What did you have the most fun with when writing Flashpoint?
The crossover scenes in Flashpoint—where one plotline affects the other—are not just good for increasing tension, they’re also very fun to write. Readers are used to hearing about a point-of-view character from that character’s own perspective, so to be able to describe my two protagonists in each other’s eyes—what Cherran’s impression of Taylor is, and vice-versa—is a unique experience created by my dual-POV structure.
Do you have a set of rules for your world? Is there a process you go through that helps define these?
Not only do I have a set of rules, I have a full-sized Story Bible on Evernote, which currently consists of over one hundred different notes organized into eight notebooks, ranging from “Governmental Bodies” (7 notes) to “Weapons & Technologies” (21 notes). Every idea that I have for the Drive Maker Universe ends up as a bullet point in one of my “plotting” notes—if I decide to use it, and it’s an important part of the world, I’ll eventually give it its own note.
What are you working on right now?
As I alluded to above, I’m working on Pressure Point—the second book of the trilogy that begins with Flashpoint.

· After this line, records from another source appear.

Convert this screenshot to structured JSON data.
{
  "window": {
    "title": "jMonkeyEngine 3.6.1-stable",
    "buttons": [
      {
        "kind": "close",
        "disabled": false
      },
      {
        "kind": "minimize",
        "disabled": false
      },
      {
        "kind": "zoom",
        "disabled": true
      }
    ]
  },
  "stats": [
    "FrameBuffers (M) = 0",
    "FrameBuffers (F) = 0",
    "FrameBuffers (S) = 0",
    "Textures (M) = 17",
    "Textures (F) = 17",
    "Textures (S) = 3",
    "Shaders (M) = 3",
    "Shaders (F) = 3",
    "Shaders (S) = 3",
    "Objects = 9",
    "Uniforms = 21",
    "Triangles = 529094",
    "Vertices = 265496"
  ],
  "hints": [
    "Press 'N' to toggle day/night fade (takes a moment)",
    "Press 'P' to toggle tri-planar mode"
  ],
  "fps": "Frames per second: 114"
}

It’s shaping up to be significantly longer than Flashpoint, but I’m hoping to publish it sometime this coming January.